Problem requirements —
Reproduce the records word for word, leaving out any pictures they hold.

[Dataset rows for apps and sites]
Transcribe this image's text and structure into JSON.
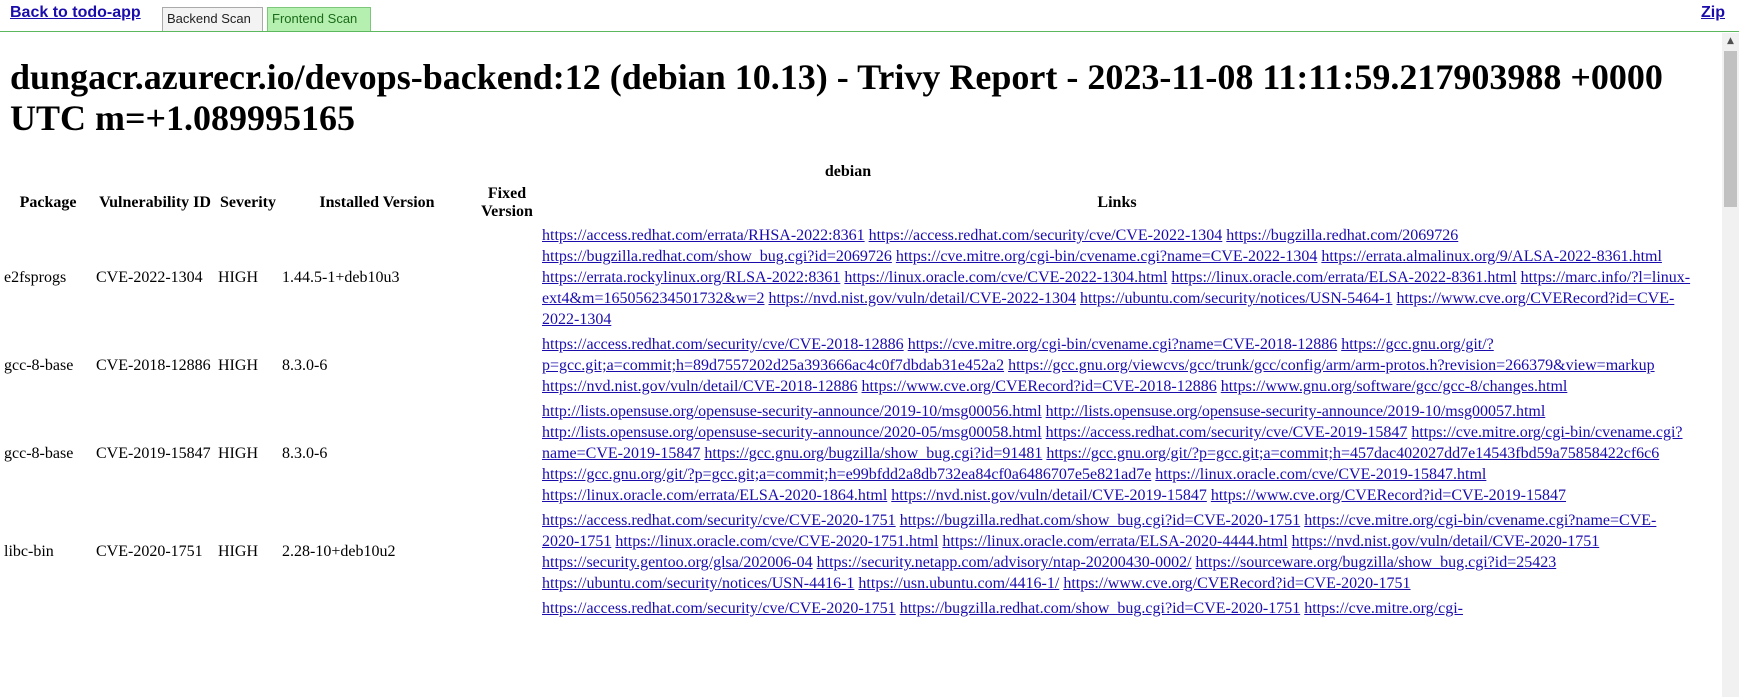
{
  "nav": {
    "back_label": "Back to todo-app",
    "tabs": [
      {
        "label": "Backend Scan",
        "active": false
      },
      {
        "label": "Frontend Scan",
        "active": true
      }
    ],
    "zip_label": "Zip"
  },
  "page_title": "dungacr.azurecr.io/devops-backend:12 (debian 10.13) - Trivy Report - 2023-11-08 11:11:59.217903988 +0000 UTC m=+1.089995165",
  "table": {
    "group_header": "debian",
    "headers": [
      "Package",
      "Vulnerability ID",
      "Severity",
      "Installed Version",
      "Fixed Version",
      "Links"
    ],
    "rows": [
      {
        "package": "e2fsprogs",
        "vuln_id": "CVE-2022-1304",
        "severity": "HIGH",
        "installed": "1.44.5-1+deb10u3",
        "fixed": "",
        "links": [
          "https://access.redhat.com/errata/RHSA-2022:8361",
          "https://access.redhat.com/security/cve/CVE-2022-1304",
          "https://bugzilla.redhat.com/2069726",
          "https://bugzilla.redhat.com/show_bug.cgi?id=2069726",
          "https://cve.mitre.org/cgi-bin/cvename.cgi?name=CVE-2022-1304",
          "https://errata.almalinux.org/9/ALSA-2022-8361.html",
          "https://errata.rockylinux.org/RLSA-2022:8361",
          "https://linux.oracle.com/cve/CVE-2022-1304.html",
          "https://linux.oracle.com/errata/ELSA-2022-8361.html",
          "https://marc.info/?l=linux-ext4&m=165056234501732&w=2",
          "https://nvd.nist.gov/vuln/detail/CVE-2022-1304",
          "https://ubuntu.com/security/notices/USN-5464-1",
          "https://www.cve.org/CVERecord?id=CVE-2022-1304"
        ]
      },
      {
        "package": "gcc-8-base",
        "vuln_id": "CVE-2018-12886",
        "severity": "HIGH",
        "installed": "8.3.0-6",
        "fixed": "",
        "links": [
          "https://access.redhat.com/security/cve/CVE-2018-12886",
          "https://cve.mitre.org/cgi-bin/cvename.cgi?name=CVE-2018-12886",
          "https://gcc.gnu.org/git/?p=gcc.git;a=commit;h=89d7557202d25a393666ac4c0f7dbdab31e452a2",
          "https://gcc.gnu.org/viewcvs/gcc/trunk/gcc/config/arm/arm-protos.h?revision=266379&view=markup",
          "https://nvd.nist.gov/vuln/detail/CVE-2018-12886",
          "https://www.cve.org/CVERecord?id=CVE-2018-12886",
          "https://www.gnu.org/software/gcc/gcc-8/changes.html"
        ]
      },
      {
        "package": "gcc-8-base",
        "vuln_id": "CVE-2019-15847",
        "severity": "HIGH",
        "installed": "8.3.0-6",
        "fixed": "",
        "links": [
          "http://lists.opensuse.org/opensuse-security-announce/2019-10/msg00056.html",
          "http://lists.opensuse.org/opensuse-security-announce/2019-10/msg00057.html",
          "http://lists.opensuse.org/opensuse-security-announce/2020-05/msg00058.html",
          "https://access.redhat.com/security/cve/CVE-2019-15847",
          "https://cve.mitre.org/cgi-bin/cvename.cgi?name=CVE-2019-15847",
          "https://gcc.gnu.org/bugzilla/show_bug.cgi?id=91481",
          "https://gcc.gnu.org/git/?p=gcc.git;a=commit;h=457dac402027dd7e14543fbd59a75858422cf6c6",
          "https://gcc.gnu.org/git/?p=gcc.git;a=commit;h=e99bfdd2a8db732ea84cf0a6486707e5e821ad7e",
          "https://linux.oracle.com/cve/CVE-2019-15847.html",
          "https://linux.oracle.com/errata/ELSA-2020-1864.html",
          "https://nvd.nist.gov/vuln/detail/CVE-2019-15847",
          "https://www.cve.org/CVERecord?id=CVE-2019-15847"
        ]
      },
      {
        "package": "libc-bin",
        "vuln_id": "CVE-2020-1751",
        "severity": "HIGH",
        "installed": "2.28-10+deb10u2",
        "fixed": "",
        "links": [
          "https://access.redhat.com/security/cve/CVE-2020-1751",
          "https://bugzilla.redhat.com/show_bug.cgi?id=CVE-2020-1751",
          "https://cve.mitre.org/cgi-bin/cvename.cgi?name=CVE-2020-1751",
          "https://linux.oracle.com/cve/CVE-2020-1751.html",
          "https://linux.oracle.com/errata/ELSA-2020-4444.html",
          "https://nvd.nist.gov/vuln/detail/CVE-2020-1751",
          "https://security.gentoo.org/glsa/202006-04",
          "https://security.netapp.com/advisory/ntap-20200430-0002/",
          "https://sourceware.org/bugzilla/show_bug.cgi?id=25423",
          "https://ubuntu.com/security/notices/USN-4416-1",
          "https://usn.ubuntu.com/4416-1/",
          "https://www.cve.org/CVERecord?id=CVE-2020-1751"
        ]
      },
      {
        "package": "",
        "vuln_id": "",
        "severity": "",
        "installed": "",
        "fixed": "",
        "links": [
          "https://access.redhat.com/security/cve/CVE-2020-1751",
          "https://bugzilla.redhat.com/show_bug.cgi?id=CVE-2020-1751",
          "https://cve.mitre.org/cgi-"
        ]
      }
    ]
  }
}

Task answer —
Transcribe this image's text and structure into JSON.
{
  "nav": {
    "back_label": "Back to todo-app",
    "tabs": [
      {
        "label": "Backend Scan",
        "active": false
      },
      {
        "label": "Frontend Scan",
        "active": true
      }
    ],
    "zip_label": "Zip"
  },
  "page_title": "dungacr.azurecr.io/devops-backend:12 (debian 10.13) - Trivy Report - 2023-11-08 11:11:59.217903988 +0000 UTC m=+1.089995165",
  "table": {
    "group_header": "debian",
    "headers": [
      "Package",
      "Vulnerability ID",
      "Severity",
      "Installed Version",
      "Fixed Version",
      "Links"
    ],
    "rows": [
      {
        "package": "e2fsprogs",
        "vuln_id": "CVE-2022-1304",
        "severity": "HIGH",
        "installed": "1.44.5-1+deb10u3",
        "fixed": "",
        "links": [
          "https://access.redhat.com/errata/RHSA-2022:8361",
          "https://access.redhat.com/security/cve/CVE-2022-1304",
          "https://bugzilla.redhat.com/2069726",
          "https://bugzilla.redhat.com/show_bug.cgi?id=2069726",
          "https://cve.mitre.org/cgi-bin/cvename.cgi?name=CVE-2022-1304",
          "https://errata.almalinux.org/9/ALSA-2022-8361.html",
          "https://errata.rockylinux.org/RLSA-2022:8361",
          "https://linux.oracle.com/cve/CVE-2022-1304.html",
          "https://linux.oracle.com/errata/ELSA-2022-8361.html",
          "https://marc.info/?l=linux-ext4&m=165056234501732&w=2",
          "https://nvd.nist.gov/vuln/detail/CVE-2022-1304",
          "https://ubuntu.com/security/notices/USN-5464-1",
          "https://www.cve.org/CVERecord?id=CVE-2022-1304"
        ]
      },
      {
        "package": "gcc-8-base",
        "vuln_id": "CVE-2018-12886",
        "severity": "HIGH",
        "installed": "8.3.0-6",
        "fixed": "",
        "links": [
          "https://access.redhat.com/security/cve/CVE-2018-12886",
          "https://cve.mitre.org/cgi-bin/cvename.cgi?name=CVE-2018-12886",
          "https://gcc.gnu.org/git/?p=gcc.git;a=commit;h=89d7557202d25a393666ac4c0f7dbdab31e452a2",
          "https://gcc.gnu.org/viewcvs/gcc/trunk/gcc/config/arm/arm-protos.h?revision=266379&view=markup",
          "https://nvd.nist.gov/vuln/detail/CVE-2018-12886",
          "https://www.cve.org/CVERecord?id=CVE-2018-12886",
          "https://www.gnu.org/software/gcc/gcc-8/changes.html"
        ]
      },
      {
        "package": "gcc-8-base",
        "vuln_id": "CVE-2019-15847",
        "severity": "HIGH",
        "installed": "8.3.0-6",
        "fixed": "",
        "links": [
          "http://lists.opensuse.org/opensuse-security-announce/2019-10/msg00056.html",
          "http://lists.opensuse.org/opensuse-security-announce/2019-10/msg00057.html",
          "http://lists.opensuse.org/opensuse-security-announce/2020-05/msg00058.html",
          "https://access.redhat.com/security/cve/CVE-2019-15847",
          "https://cve.mitre.org/cgi-bin/cvename.cgi?name=CVE-2019-15847",
          "https://gcc.gnu.org/bugzilla/show_bug.cgi?id=91481",
          "https://gcc.gnu.org/git/?p=gcc.git;a=commit;h=457dac402027dd7e14543fbd59a75858422cf6c6",
          "https://gcc.gnu.org/git/?p=gcc.git;a=commit;h=e99bfdd2a8db732ea84cf0a6486707e5e821ad7e",
          "https://linux.oracle.com/cve/CVE-2019-15847.html",
          "https://linux.oracle.com/errata/ELSA-2020-1864.html",
          "https://nvd.nist.gov/vuln/detail/CVE-2019-15847",
          "https://www.cve.org/CVERecord?id=CVE-2019-15847"
        ]
      },
      {
        "package": "libc-bin",
        "vuln_id": "CVE-2020-1751",
        "severity": "HIGH",
        "installed": "2.28-10+deb10u2",
        "fixed": "",
        "links": [
          "https://access.redhat.com/security/cve/CVE-2020-1751",
          "https://bugzilla.redhat.com/show_bug.cgi?id=CVE-2020-1751",
          "https://cve.mitre.org/cgi-bin/cvename.cgi?name=CVE-2020-1751",
          "https://linux.oracle.com/cve/CVE-2020-1751.html",
          "https://linux.oracle.com/errata/ELSA-2020-4444.html",
          "https://nvd.nist.gov/vuln/detail/CVE-2020-1751",
          "https://security.gentoo.org/glsa/202006-04",
          "https://security.netapp.com/advisory/ntap-20200430-0002/",
          "https://sourceware.org/bugzilla/show_bug.cgi?id=25423",
          "https://ubuntu.com/security/notices/USN-4416-1",
          "https://usn.ubuntu.com/4416-1/",
          "https://www.cve.org/CVERecord?id=CVE-2020-1751"
        ]
      },
      {
        "package": "",
        "vuln_id": "",
        "severity": "",
        "installed": "",
        "fixed": "",
        "links": [
          "https://access.redhat.com/security/cve/CVE-2020-1751",
          "https://bugzilla.redhat.com/show_bug.cgi?id=CVE-2020-1751",
          "https://cve.mitre.org/cgi-"
        ]
      }
    ]
  }
}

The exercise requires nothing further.